The task: Across the following data, how many lines include the string "Ctrl"? Reply with the number and nothing more.

*-*-*

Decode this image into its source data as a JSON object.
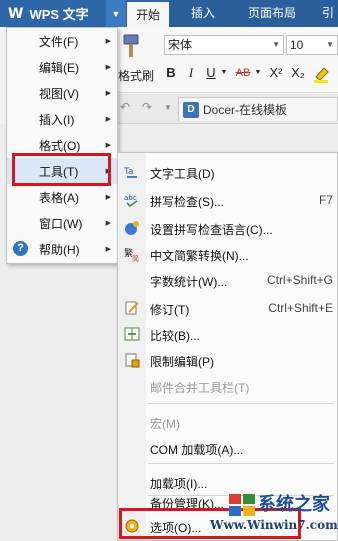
{
  "app": {
    "logo": "W",
    "name": "WPS 文字"
  },
  "ribbon_tabs": [
    "开始",
    "插入",
    "页面布局",
    "引"
  ],
  "ribbon": {
    "format_painter": "格式刷",
    "font_name": "宋体",
    "font_size": "10",
    "format_buttons": [
      "B",
      "I",
      "U",
      "AB",
      "X²",
      "X₂"
    ]
  },
  "doc_tab": {
    "logo": "D",
    "title": "Docer-在线模板"
  },
  "main_menu": [
    {
      "label": "文件(F)",
      "has_sub": true
    },
    {
      "label": "编辑(E)",
      "has_sub": true
    },
    {
      "label": "视图(V)",
      "has_sub": true
    },
    {
      "label": "插入(I)",
      "has_sub": true
    },
    {
      "label": "格式(O)",
      "has_sub": true
    },
    {
      "label": "工具(T)",
      "has_sub": true
    },
    {
      "label": "表格(A)",
      "has_sub": true
    },
    {
      "label": "窗口(W)",
      "has_sub": true
    },
    {
      "label": "帮助(H)",
      "has_sub": true
    }
  ],
  "tools_menu": [
    {
      "label": "文字工具(D)",
      "shortcut": "",
      "disabled": false,
      "icon": "text-tool-icon"
    },
    {
      "label": "拼写检查(S)...",
      "shortcut": "F7",
      "disabled": false,
      "icon": "spell-check-icon"
    },
    {
      "label": "设置拼写检查语言(C)...",
      "shortcut": "",
      "disabled": false,
      "icon": "spell-language-icon"
    },
    {
      "label": "中文简繁转换(N)...",
      "shortcut": "",
      "disabled": false,
      "icon": "chinese-convert-icon"
    },
    {
      "label": "字数统计(W)...",
      "shortcut": "Ctrl+Shift+G",
      "disabled": false,
      "icon": ""
    },
    {
      "label": "修订(T)",
      "shortcut": "Ctrl+Shift+E",
      "disabled": false,
      "icon": "revision-icon"
    },
    {
      "label": "比较(B)...",
      "shortcut": "",
      "disabled": false,
      "icon": "compare-icon"
    },
    {
      "label": "限制编辑(P)",
      "shortcut": "",
      "disabled": false,
      "icon": "restrict-edit-icon"
    },
    {
      "label": "邮件合并工具栏(T)",
      "shortcut": "",
      "disabled": true,
      "icon": ""
    },
    {
      "label": "宏(M)",
      "shortcut": "",
      "disabled": true,
      "icon": ""
    },
    {
      "label": "COM 加载项(A)...",
      "shortcut": "",
      "disabled": false,
      "icon": ""
    },
    {
      "label": "加载项(I)...",
      "shortcut": "",
      "disabled": false,
      "icon": ""
    },
    {
      "label": "备份管理(K)...",
      "shortcut": "",
      "disabled": false,
      "icon": ""
    },
    {
      "label": "选项(O)...",
      "shortcut": "",
      "disabled": false,
      "icon": "options-gear-icon"
    }
  ],
  "watermark": {
    "site_name": "系统之家",
    "url": "Www.Winwin7.com"
  },
  "colors": {
    "title_bar": "#2b5f9c",
    "highlight_box": "#d9141c",
    "menu_hover": "#d9e7f7"
  }
}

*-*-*

Answer for the task: 2